Power Yoga history is very much tied to the history of modern Power Yoga, a name I coined but never trademarked (thus you have its generic use), is really one of the first types of yoga that stepped outside of the traditional yoga systems, even though its goal is the same as the traditional systems. I coined the term Power Yoga to simply describe an empowering yoga practice. This yoga origin history or a yoga history summary of this Power Yoga begins with Ashtanga yoga, which I had the privilege to learn and study with David Williams (and Brad Ramsey), the first person to bring Ashtanga vinyasa yoga from India to the world, and eventually in India with David’s teacher and Ashtanga’s founder, K. Pattabhi Jois.
The Origin and Development of Power Yoga
While Ashtanga yoga was a wonderful entry point for me into this yoga world and practice, its rigidity and dogma did not fit my body or mind. Almost immediately while in India, I began to naturally adapt it to fit my body, without me or Pattabhi even knowing. What I mean is, within the dogmatic sequences of Ashtanga yoga, I started adding poses my body was asking for, all of this happening under Pattabhi’s watchful eye without him uttering any concern or disagreement. What was simply the addition of a pose here and there within Ashtanga’s elaborate and dynamic sequences eventually became tangents of mini-sequences within the Ashtanga sequence. Soon, performing Ashtanga’s full sequences (which was required) with the addition of the tangent sequences which were getting longer and longer, which were naturally evolving from my intuitive physical needs, became too time-consuming, as these asana sessions were lasting over three hours. So I had to make a choice between the generic sequence of K. Pattabhi Jois and the personal intuitive sequence emanating from within me.
Basically, the rest is history, as I chose to listen to my intuition. In a lot of ways, this is what Power Yoga is: freedom and discovery! This is what I meant when I coined the term Power Yoga, as what is more empowering than stepping out of the dogma and giving oneself permission and freedom to explore? I would like to mention meditation here as well, as I have found the physical yoga practice is very superficial and limited and that’s all K. Pattabhi Jois was teaching. Power Yoga integrates mindfulness meditation, turning the physical practice into a meditation in motion. Which is also very empowering!

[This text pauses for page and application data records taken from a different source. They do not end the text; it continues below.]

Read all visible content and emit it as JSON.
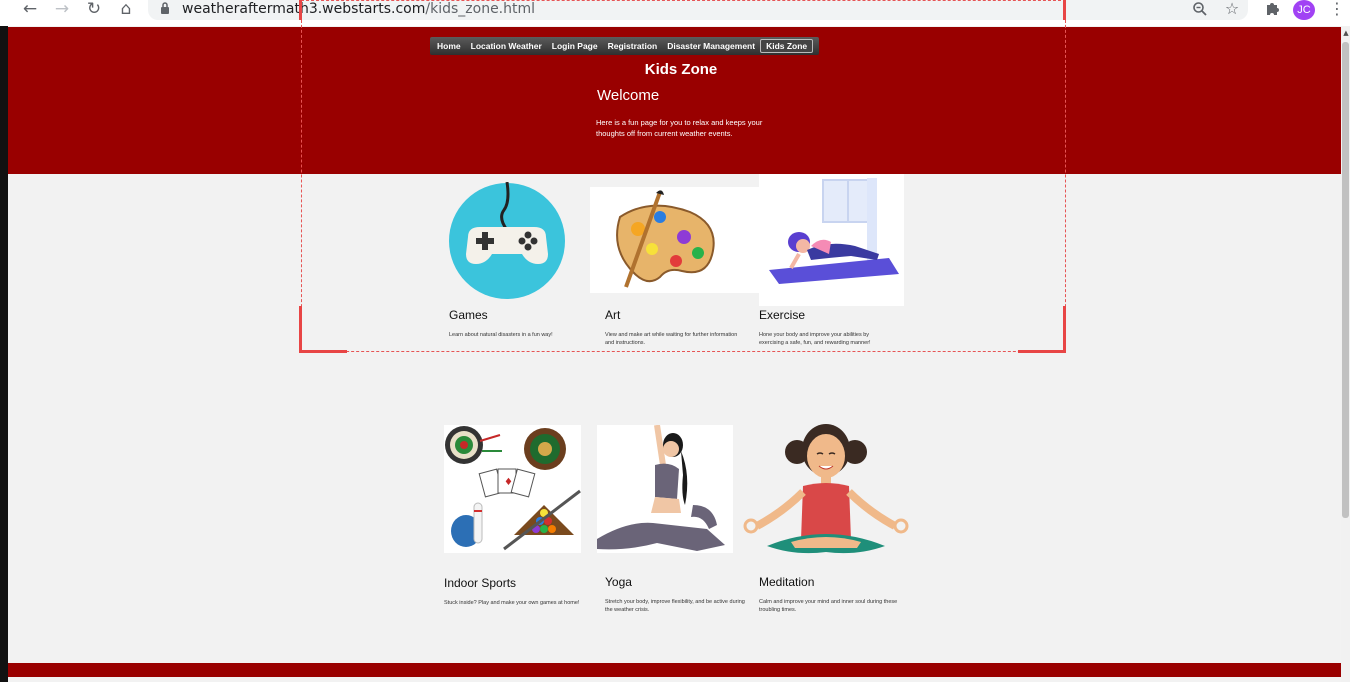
{
  "browser": {
    "url_host": "weatheraftermath3.webstarts.com",
    "url_path": "/kids_zone.html",
    "profile_initials": "JC",
    "icons": [
      "back-icon",
      "forward-icon",
      "reload-icon",
      "home-icon",
      "lock-icon",
      "zoom-icon",
      "bookmark-star-icon",
      "extensions-icon",
      "menu-dots-icon"
    ]
  },
  "nav": {
    "items": [
      {
        "label": "Home"
      },
      {
        "label": "Location Weather"
      },
      {
        "label": "Login Page"
      },
      {
        "label": "Registration"
      },
      {
        "label": "Disaster Management"
      },
      {
        "label": "Kids Zone"
      }
    ],
    "active": "Kids Zone"
  },
  "header": {
    "title": "Kids Zone",
    "welcome": "Welcome",
    "intro": "Here is a fun page for you to relax and keeps your thoughts off from current weather events."
  },
  "cards": [
    {
      "title": "Games",
      "desc": "Learn about natural disasters in a fun way!"
    },
    {
      "title": "Art",
      "desc": "View and make art while waiting for further information and instructions."
    },
    {
      "title": "Exercise",
      "desc": "Hone your body and improve your abilities by exercising a safe, fun, and rewarding manner!"
    },
    {
      "title": "Indoor Sports",
      "desc": "Stuck inside? Play and make your own games at home!"
    },
    {
      "title": "Yoga",
      "desc": "Stretch your body, improve flexibility, and be active during the weather crisis."
    },
    {
      "title": "Meditation",
      "desc": "Calm and improve your mind and inner soul during these troubling times."
    }
  ],
  "colors": {
    "header_bg": "#990000",
    "page_bg": "#f2f2f2",
    "selection": "#e84545"
  }
}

Soon after returning from India, I changed the name of what I was teaching to Power Yoga (as you need a catchy name on the studio schedule), as it certainly was not an Ashtanga yoga sequence and did not have the rigid Ashtanga yoga mentality of all or nothing. The Ashtanga yoga community was up in arms that one of their own had shifted away and had the gall to create something new. There was a huge critical article written against Power Yoga in Yoga Journal magazine. But today, attitudes have softened, and even those most critical Ashtanga folks have changed and enhanced their own Ashtanga yoga practices with other forms of practice. Today you have so many styles of flowing yoga, all of which have their origin in Ashtanga vinyasa yoga. So a big shout out and thank-you to David Williams and K. Pattabhi Jois for getting all of us flowing!